> [What to work on]
Below are some entries. Copy each line in them that holds "with".

> [Input records]
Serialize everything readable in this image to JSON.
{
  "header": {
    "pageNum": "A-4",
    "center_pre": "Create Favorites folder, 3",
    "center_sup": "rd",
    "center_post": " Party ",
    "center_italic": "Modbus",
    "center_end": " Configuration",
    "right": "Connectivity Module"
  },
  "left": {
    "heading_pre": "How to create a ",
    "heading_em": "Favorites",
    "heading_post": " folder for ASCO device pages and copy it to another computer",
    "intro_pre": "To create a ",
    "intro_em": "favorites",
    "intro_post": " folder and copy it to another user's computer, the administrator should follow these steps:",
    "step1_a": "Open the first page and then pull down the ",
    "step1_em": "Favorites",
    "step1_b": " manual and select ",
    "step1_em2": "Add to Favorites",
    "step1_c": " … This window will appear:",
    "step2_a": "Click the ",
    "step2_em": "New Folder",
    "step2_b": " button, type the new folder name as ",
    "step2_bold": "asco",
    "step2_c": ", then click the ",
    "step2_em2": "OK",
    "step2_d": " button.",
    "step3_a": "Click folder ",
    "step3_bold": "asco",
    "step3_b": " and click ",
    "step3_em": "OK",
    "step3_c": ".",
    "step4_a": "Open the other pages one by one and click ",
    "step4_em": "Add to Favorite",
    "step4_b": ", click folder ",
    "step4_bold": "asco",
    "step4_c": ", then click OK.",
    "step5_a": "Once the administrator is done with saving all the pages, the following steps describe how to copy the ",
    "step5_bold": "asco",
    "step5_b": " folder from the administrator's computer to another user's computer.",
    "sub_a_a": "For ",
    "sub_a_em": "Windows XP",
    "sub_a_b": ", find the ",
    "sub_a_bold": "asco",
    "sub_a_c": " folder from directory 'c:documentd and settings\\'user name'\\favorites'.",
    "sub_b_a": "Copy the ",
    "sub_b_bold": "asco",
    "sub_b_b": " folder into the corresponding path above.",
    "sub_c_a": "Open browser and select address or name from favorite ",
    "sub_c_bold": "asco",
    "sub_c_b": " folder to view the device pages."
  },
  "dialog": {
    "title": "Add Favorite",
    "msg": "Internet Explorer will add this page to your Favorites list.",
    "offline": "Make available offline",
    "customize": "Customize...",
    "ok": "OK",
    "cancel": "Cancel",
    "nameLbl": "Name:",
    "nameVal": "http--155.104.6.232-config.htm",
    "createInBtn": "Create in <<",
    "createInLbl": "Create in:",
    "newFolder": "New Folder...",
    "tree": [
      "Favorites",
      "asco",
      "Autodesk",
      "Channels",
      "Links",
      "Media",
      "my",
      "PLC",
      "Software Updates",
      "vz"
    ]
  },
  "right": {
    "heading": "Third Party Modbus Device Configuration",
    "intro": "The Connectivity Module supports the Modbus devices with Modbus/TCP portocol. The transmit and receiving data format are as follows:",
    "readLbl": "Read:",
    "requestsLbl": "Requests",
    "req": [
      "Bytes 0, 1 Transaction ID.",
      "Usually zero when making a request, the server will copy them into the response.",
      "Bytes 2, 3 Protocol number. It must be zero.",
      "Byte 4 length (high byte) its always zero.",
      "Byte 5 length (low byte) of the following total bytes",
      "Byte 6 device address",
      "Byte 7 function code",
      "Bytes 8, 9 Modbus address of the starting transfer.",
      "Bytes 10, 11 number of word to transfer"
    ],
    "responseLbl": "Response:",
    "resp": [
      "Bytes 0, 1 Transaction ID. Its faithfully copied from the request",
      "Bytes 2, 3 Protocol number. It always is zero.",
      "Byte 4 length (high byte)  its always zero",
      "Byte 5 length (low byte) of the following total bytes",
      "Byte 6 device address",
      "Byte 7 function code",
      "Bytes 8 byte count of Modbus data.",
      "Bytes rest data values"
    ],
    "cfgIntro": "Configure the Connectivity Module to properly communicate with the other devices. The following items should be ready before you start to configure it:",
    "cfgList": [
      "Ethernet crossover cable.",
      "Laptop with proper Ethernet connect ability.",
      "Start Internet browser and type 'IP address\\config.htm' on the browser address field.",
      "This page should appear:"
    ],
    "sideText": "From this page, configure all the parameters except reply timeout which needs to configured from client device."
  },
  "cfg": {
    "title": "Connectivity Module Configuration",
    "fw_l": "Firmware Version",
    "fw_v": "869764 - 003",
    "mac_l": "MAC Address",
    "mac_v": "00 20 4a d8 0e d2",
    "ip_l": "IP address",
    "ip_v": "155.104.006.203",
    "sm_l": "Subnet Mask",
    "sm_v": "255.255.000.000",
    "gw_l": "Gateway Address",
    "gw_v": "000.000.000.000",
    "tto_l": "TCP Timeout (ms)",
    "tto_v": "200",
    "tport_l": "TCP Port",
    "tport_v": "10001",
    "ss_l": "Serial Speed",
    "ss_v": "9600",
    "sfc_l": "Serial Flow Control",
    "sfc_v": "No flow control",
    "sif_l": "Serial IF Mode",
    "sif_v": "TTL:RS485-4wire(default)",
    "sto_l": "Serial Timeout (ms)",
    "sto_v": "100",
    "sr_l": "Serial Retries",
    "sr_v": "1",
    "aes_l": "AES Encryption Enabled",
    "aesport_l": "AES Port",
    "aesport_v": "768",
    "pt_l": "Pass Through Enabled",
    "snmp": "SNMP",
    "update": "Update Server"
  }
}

> [Exercise response]
    "step5_a": "Once the administrator is done with saving all the pages, the following steps describe how to copy the ",
    "intro": "The Connectivity Module supports the Modbus devices with Modbus/TCP portocol. The transmit and receiving data format are as follows:",
    "cfgIntro": "Configure the Connectivity Module to properly communicate with the other devices. The following items should be ready before you start to configure it:",
      "Laptop with proper Ethernet connect ability.",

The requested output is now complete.